Minister: Duma's Law On Privatization Illegal

The government and the State Duma continue to be at odds over who should approve the list of state enterprises to be privatized, First Deputy Property Minister Alexander Braverman said Friday.

In March, the Duma approved a special article in the 2001 budget that forbids the sale of any stake in a state enterprise — including subsidiaries and affiliated companies — with assets of more than 50 million minimal salaries, or $350 million.

Currently there are two versions of the new privatization law before the Duma, one written by lawmakers, and the other by Braverman, who called the Duma's attempts to have the final say on privatizations unconstitutional. "The Constitution has an Article 114 that vests the government of the Russian Federation with the function of managing federal property," Braverman told a breakfast meeting with the American Chamber of Commerce.

Braverman said his draft law "will significantly reduce the possibilities of lobbyists." All 450 deputies have a lot of possibilities "to lobby either the speeding up of privatization or, on the contrary, of delaying it," he said.

"There are many deputies insisting that the Duma approves the list," Duma Deputy Grigory Tomchin, author of the Braverman alternative, said in a telephone interview Friday. "Among them are Communists, Fatherland-All Russia deputies and the Agrarians," said Tomchin, the deputy head of Duma property committee and a Union of Right Forces member.

Tomchin said he and Braverman agree that there is a strong temptation to want to participate in the lucrative privatization process.

Braverman said the Duma "can always control the privatization process through the law, the Audit Chamber and special committees."

Prime Minister Mikhail Kasyanov last week signed off on a list of state companies the Cabinet wants privatized in the first half of this year and fall below the threshold needed for Duma approval.

Included in that list is a 50 percent minus one stake in insurer Rosgosstrakh, for which Braverman said the government was counting on foreign strategic investors. "When we prepare Rosgosstrakh for the sale, we certainly mean the participation of foreign investors," Braverman said.

Rosgosstrakh has 78 subsidiaries, 2,354 affiliates and more than 65,000 employees, Braverman told AmCham.

Before the stake is sold, Braverman said Rosgosstrakh's accounts would be released under international accounting standards.

The government may be disappointed, however. Analysts polled Friday said foreign investors just aren't interested.

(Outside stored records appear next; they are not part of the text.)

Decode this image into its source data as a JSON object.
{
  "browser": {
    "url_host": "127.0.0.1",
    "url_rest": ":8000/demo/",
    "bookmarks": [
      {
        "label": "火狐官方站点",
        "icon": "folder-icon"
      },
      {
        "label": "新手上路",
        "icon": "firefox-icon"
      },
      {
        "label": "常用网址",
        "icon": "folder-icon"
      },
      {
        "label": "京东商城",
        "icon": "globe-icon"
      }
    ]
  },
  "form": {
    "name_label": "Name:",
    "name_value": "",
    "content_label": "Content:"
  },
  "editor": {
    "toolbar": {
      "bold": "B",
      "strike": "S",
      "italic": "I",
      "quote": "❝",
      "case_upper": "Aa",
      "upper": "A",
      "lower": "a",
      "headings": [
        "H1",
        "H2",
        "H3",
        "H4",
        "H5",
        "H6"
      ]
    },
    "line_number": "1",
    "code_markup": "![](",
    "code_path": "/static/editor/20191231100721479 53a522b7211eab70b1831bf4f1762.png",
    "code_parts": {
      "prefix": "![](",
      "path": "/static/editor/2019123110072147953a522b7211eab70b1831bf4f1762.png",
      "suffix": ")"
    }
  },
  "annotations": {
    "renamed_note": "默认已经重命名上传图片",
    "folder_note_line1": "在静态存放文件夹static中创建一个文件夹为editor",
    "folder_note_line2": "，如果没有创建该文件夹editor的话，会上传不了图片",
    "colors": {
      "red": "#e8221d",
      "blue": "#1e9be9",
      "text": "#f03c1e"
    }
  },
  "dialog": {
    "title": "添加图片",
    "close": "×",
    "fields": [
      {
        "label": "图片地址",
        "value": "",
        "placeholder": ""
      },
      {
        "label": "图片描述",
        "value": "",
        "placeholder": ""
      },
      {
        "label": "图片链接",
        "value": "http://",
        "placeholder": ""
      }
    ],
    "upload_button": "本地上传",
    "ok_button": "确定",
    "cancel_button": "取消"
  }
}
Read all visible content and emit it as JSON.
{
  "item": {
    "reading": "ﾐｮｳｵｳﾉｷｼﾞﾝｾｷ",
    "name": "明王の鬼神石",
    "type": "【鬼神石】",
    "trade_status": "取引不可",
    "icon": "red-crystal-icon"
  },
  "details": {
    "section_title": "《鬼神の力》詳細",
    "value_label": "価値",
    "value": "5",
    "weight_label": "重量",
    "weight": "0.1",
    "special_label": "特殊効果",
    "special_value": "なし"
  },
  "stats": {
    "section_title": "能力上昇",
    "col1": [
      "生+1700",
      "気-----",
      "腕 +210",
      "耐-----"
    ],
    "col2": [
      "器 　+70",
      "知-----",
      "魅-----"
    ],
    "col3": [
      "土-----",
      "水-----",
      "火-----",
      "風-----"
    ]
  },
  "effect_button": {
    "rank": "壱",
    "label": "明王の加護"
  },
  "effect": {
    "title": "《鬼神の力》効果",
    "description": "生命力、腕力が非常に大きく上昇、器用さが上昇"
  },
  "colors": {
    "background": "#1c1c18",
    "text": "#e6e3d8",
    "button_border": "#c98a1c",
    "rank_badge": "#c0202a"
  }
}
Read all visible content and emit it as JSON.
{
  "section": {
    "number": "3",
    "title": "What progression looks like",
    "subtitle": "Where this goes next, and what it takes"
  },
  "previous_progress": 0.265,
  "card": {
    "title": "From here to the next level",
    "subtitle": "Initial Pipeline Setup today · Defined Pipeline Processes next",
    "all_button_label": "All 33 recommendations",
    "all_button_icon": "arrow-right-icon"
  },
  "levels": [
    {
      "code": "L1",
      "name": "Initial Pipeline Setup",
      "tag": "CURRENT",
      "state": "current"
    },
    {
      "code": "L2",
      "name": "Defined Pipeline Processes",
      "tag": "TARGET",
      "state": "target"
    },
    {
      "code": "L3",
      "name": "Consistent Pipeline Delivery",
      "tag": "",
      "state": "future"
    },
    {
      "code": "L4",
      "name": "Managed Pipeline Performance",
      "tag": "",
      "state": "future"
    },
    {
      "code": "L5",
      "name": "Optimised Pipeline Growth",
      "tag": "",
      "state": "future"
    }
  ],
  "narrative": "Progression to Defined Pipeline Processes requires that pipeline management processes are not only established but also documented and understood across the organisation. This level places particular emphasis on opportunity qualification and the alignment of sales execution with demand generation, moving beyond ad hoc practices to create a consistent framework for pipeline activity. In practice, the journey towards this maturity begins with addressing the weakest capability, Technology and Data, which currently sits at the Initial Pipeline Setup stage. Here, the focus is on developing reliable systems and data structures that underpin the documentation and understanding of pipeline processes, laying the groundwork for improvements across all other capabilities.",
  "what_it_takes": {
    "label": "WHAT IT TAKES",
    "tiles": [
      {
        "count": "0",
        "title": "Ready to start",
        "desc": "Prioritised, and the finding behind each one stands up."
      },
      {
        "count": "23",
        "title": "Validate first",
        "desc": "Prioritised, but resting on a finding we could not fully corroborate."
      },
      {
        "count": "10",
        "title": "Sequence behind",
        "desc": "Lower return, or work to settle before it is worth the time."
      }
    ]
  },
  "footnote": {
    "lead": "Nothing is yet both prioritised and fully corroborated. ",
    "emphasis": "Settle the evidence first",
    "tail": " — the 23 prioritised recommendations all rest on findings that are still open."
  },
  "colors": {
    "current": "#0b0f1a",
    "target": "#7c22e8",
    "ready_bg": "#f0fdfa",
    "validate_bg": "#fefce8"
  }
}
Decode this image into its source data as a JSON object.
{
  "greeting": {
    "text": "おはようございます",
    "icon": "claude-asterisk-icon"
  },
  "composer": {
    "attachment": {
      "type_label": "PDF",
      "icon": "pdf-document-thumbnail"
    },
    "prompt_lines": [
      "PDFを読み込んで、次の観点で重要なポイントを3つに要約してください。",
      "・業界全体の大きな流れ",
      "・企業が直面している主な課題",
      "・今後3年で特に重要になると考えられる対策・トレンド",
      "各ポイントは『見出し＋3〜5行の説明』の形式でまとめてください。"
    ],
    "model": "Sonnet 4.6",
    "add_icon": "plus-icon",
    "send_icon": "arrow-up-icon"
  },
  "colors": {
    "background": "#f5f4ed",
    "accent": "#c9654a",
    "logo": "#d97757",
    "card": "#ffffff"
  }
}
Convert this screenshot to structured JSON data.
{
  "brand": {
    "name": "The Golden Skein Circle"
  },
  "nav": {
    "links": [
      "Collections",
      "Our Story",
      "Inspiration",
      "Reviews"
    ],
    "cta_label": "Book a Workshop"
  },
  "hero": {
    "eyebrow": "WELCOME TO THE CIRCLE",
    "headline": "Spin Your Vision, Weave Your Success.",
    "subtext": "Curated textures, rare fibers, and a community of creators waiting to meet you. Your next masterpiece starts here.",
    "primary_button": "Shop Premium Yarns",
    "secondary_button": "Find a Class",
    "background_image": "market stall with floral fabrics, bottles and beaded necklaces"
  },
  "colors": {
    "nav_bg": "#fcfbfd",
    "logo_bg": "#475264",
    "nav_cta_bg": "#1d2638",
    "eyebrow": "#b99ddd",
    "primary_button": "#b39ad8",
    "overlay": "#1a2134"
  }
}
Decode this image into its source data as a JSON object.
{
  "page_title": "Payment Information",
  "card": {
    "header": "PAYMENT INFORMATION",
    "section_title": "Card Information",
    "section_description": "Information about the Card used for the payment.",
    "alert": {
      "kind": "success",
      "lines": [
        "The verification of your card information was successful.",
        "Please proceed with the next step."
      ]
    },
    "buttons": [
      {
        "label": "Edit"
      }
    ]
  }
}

"[Russia has] a bad investment environment, a very low stock market and the problem is that no foreign companies want to buy Russian companies at the moment," said Roland Nash, chief economist at Renaissance Capital.